Skip to main content

I always receive hostile reactions from vendors when I photograph their displays, and I never really understood why. It would make sense if it were an artist selling some of their original creations — they’d be justified in worrying that I might steal their ideas and replicate them on my own — but where the vendors are selling things like silk scarves or figurines or tchotchkes, I just don’t get it. Are they afraid I’ll mimic their displays? That I’m competition trying to scope them out and see what I’m up against? That I’ll sell their trade secrets? Or is it just that they don’t understand what I’m doing and their instinct is to defend their livelihood?

One thing I have found, however, is that more often than not when they come at you they come at you expecting a fight. And when you respond cheerfully and in a friendly, open manner it completely throws them off balance.

I took this photo while walking around TriBeCa on Friday.

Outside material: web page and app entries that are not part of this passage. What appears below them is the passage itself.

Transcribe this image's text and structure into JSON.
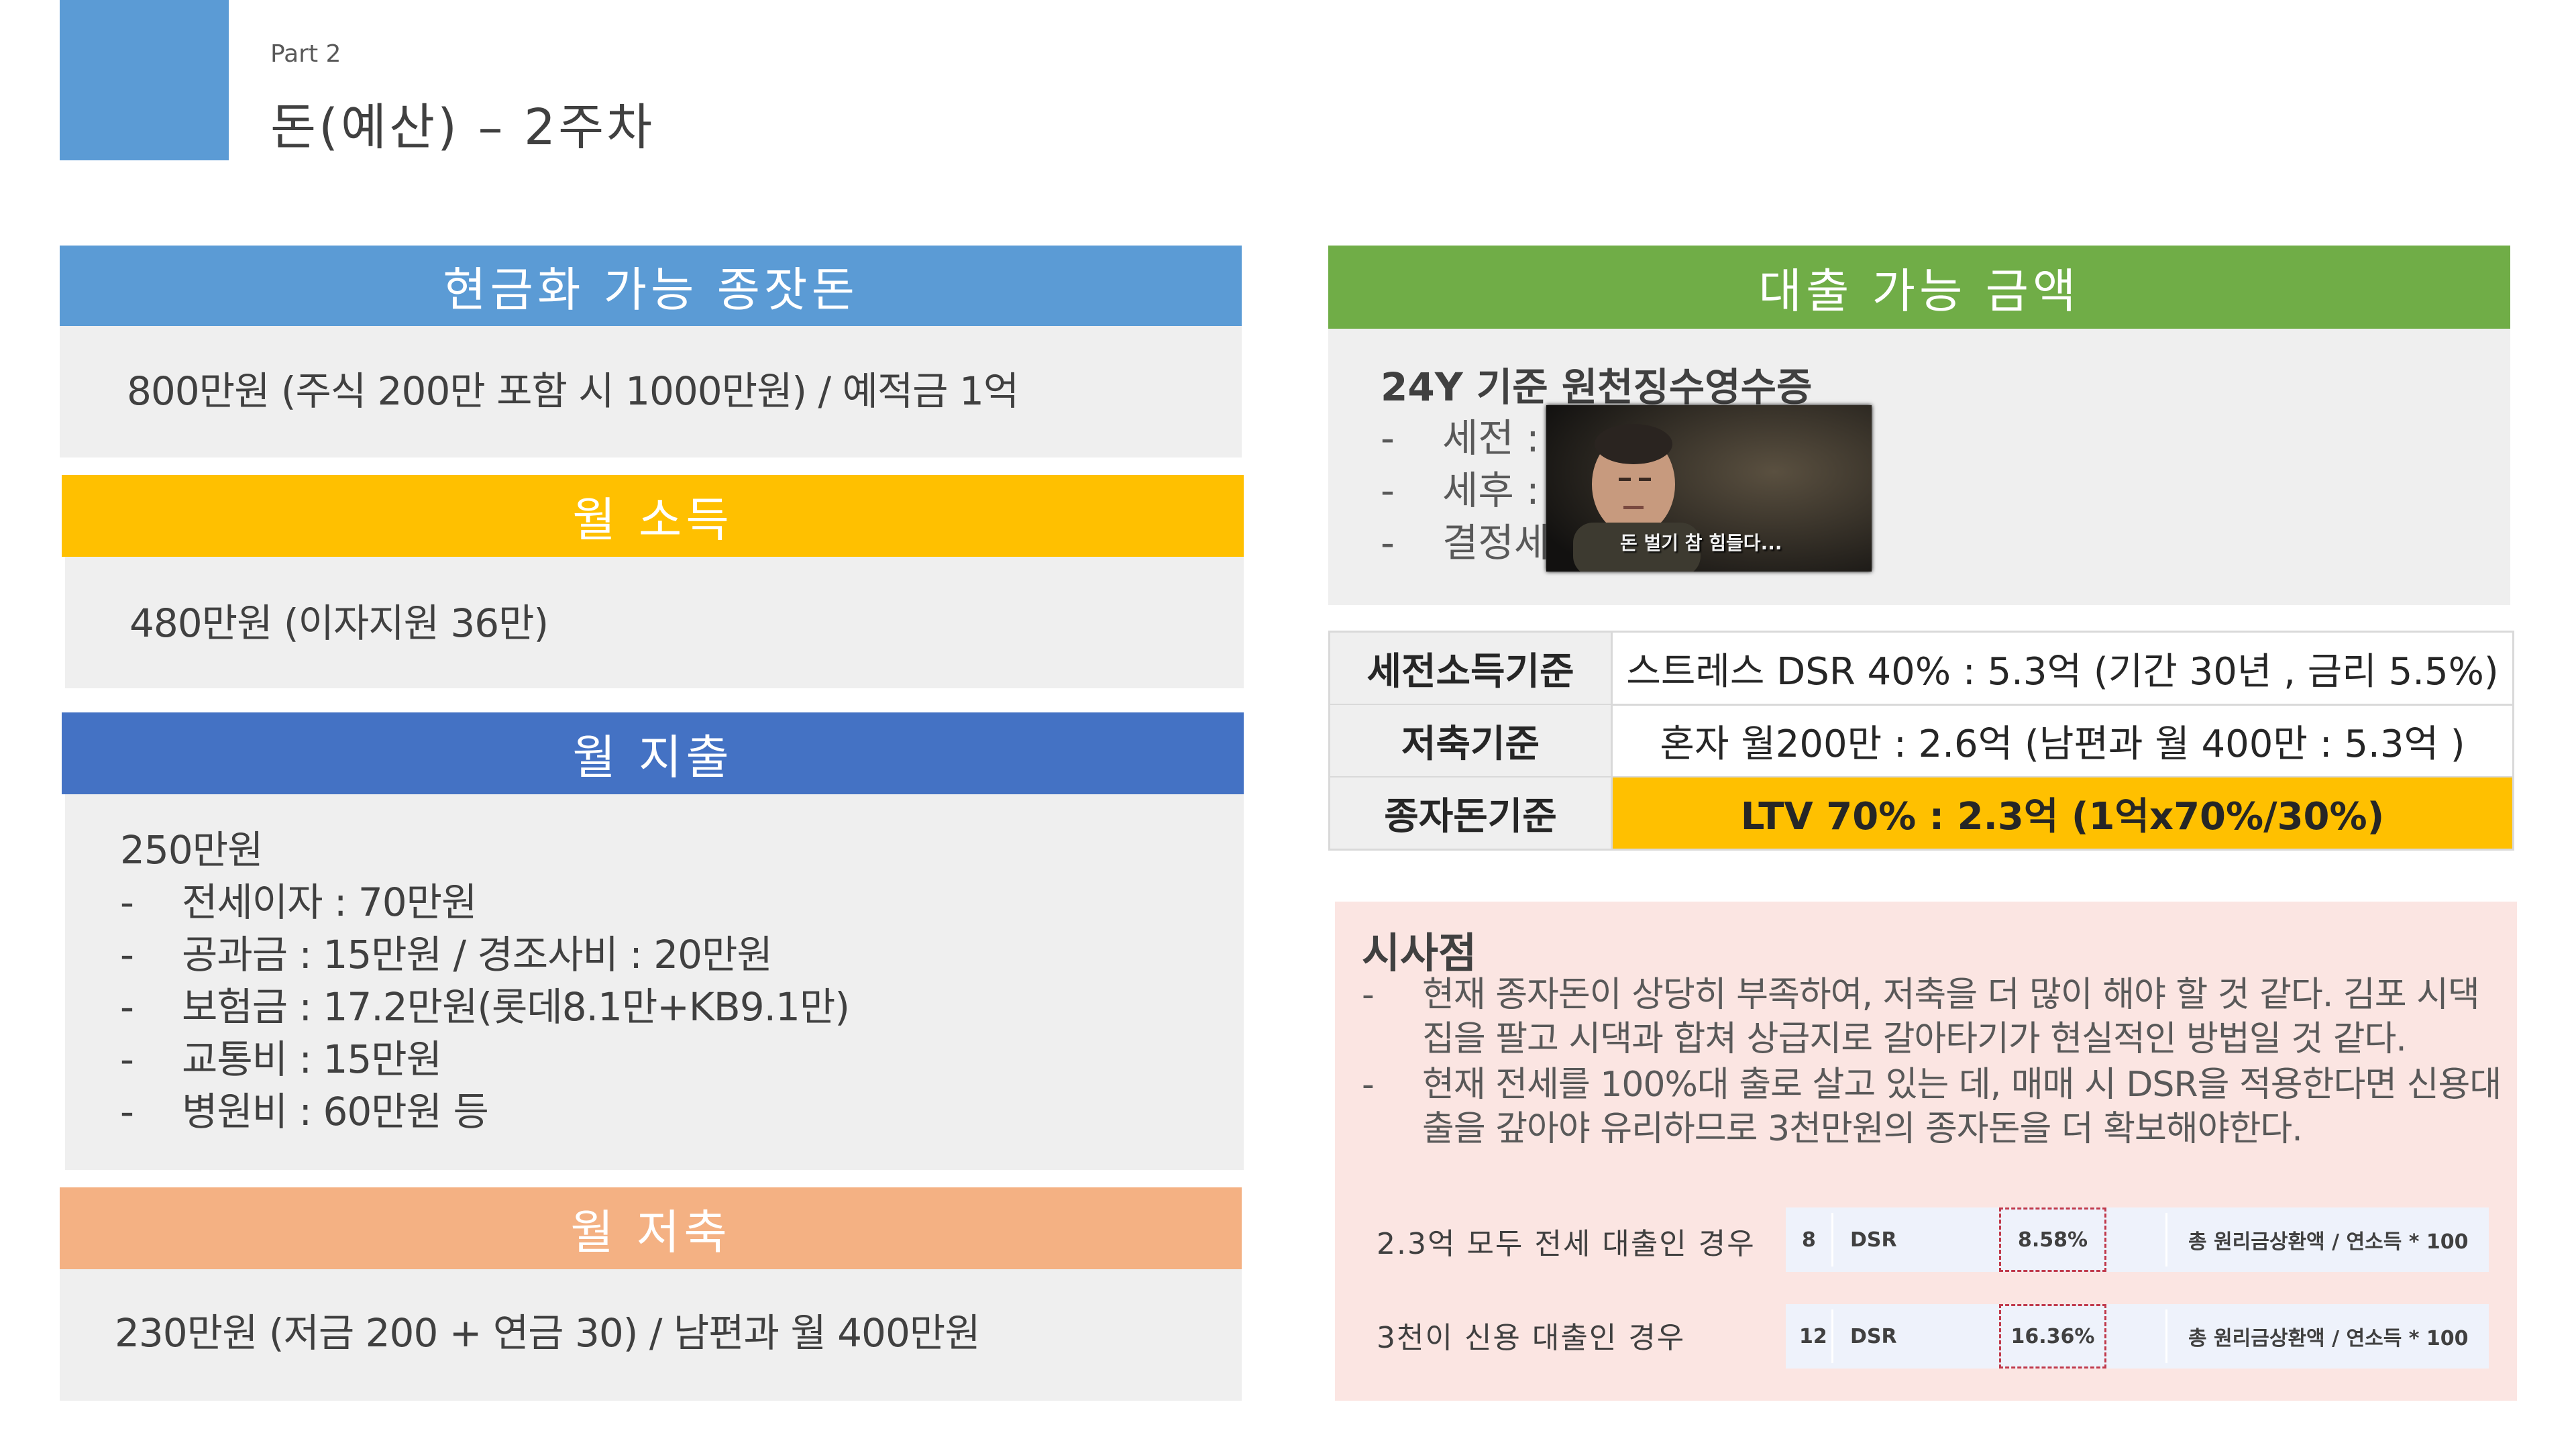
{
  "header": {
    "part": "Part 2",
    "title": "돈(예산) – 2주차"
  },
  "cash": {
    "title": "현금화 가능 종잣돈",
    "text": "800만원 (주식 200만 포함 시 1000만원) / 예적금 1억"
  },
  "income": {
    "title": "월 소득",
    "text": "480만원 (이자지원 36만)"
  },
  "expense": {
    "title": "월 지출",
    "total": "250만원",
    "items": [
      "전세이자 : 70만원",
      "공과금 : 15만원 / 경조사비 : 20만원",
      "보험금 : 17.2만원(롯데8.1만+KB9.1만)",
      "교통비 : 15만원",
      "병원비 : 60만원 등"
    ]
  },
  "saving": {
    "title": "월 저축",
    "text": "230만원 (저금 200 + 연금 30) / 남편과 월 400만원"
  },
  "loan": {
    "title": "대출 가능 금액",
    "subtitle": "24Y 기준 원천징수영수증",
    "items": [
      "세전 :",
      "세후 :",
      "결정세"
    ],
    "thumb_caption": "돈 벌기 참 힘들다..."
  },
  "table": {
    "rows": [
      {
        "label": "세전소득기준",
        "value": "스트레스 DSR 40% : 5.3억 (기간 30년 , 금리 5.5%)"
      },
      {
        "label": "저축기준",
        "value": "혼자 월200만 : 2.6억 (남편과 월 400만 : 5.3억 )"
      },
      {
        "label": "종자돈기준",
        "value": "LTV 70% : 2.3억 (1억x70%/30%)"
      }
    ]
  },
  "insight": {
    "title": "시사점",
    "points": [
      "현재 종자돈이 상당히 부족하여, 저축을 더 많이 해야 할 것 같다. 김포 시댁 집을 팔고 시댁과 합쳐 상급지로 갈아타기가 현실적인 방법일 것 같다.",
      "현재 전세를 100%대 출로 살고 있는 데, 매매 시 DSR을 적용한다면 신용대출을 갚아야 유리하므로 3천만원의 종자돈을 더 확보해야한다."
    ],
    "cases": [
      {
        "label": "2.3억 모두 전세 대출인 경우",
        "num": "8",
        "metric": "DSR",
        "value": "8.58%",
        "formula": "총 원리금상환액 / 연소득 * 100"
      },
      {
        "label": "3천이 신용 대출인 경우",
        "num": "12",
        "metric": "DSR",
        "value": "16.36%",
        "formula": "총 원리금상환액 / 연소득 * 100"
      }
    ]
  },
  "colors": {
    "blue": "#5b9bd5",
    "gold": "#ffc000",
    "dark_blue": "#4472c4",
    "orange": "#f4b183",
    "green": "#70ad47",
    "insight_bg": "#fbe5e2"
  }
}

It was a stall selling silk ties and pashminas, and I loved the way the patterns and colors looked almost like a painter’s palette. I leaned over, fired a couple of shots of the display, and continued along my way. Not two steps later, the vendor walked right up to me and angrily asked

“Why are you taking pictures?”

“Because they’re pretty!” I smiled.

From his sudden silence I could tell this was not the response he was expecting. A fight, maybe. Or a stuttered apology as I shrank away. But not a cheery rejoinder. I followed up quickly by turning the camera around and showing him the LCD.

“See what a pretty pattern they make? Don’t worry,” I laughed, “I’m not going to steal your ideas or sell them to anyone. I just thought it made a pretty picture.”

If my first response was the sucker punch, this was the haymaker. He looked at me quizzically, eyes slitted, unsure of what to say. After a beat he shrugged almost imperceptibly and went back to his seat. He either saw me as someone who wasn’t a threat, or just someone too dumb to bother arguing with. In either case, I wasn’t worth his time.

I returned my camera to my side and continued along my merry way, making sure to stop not ten feet later and take a picture of something else, just to show that it wasn’t just his wares I was interested in. Just in case he was watching.

Leave a Reply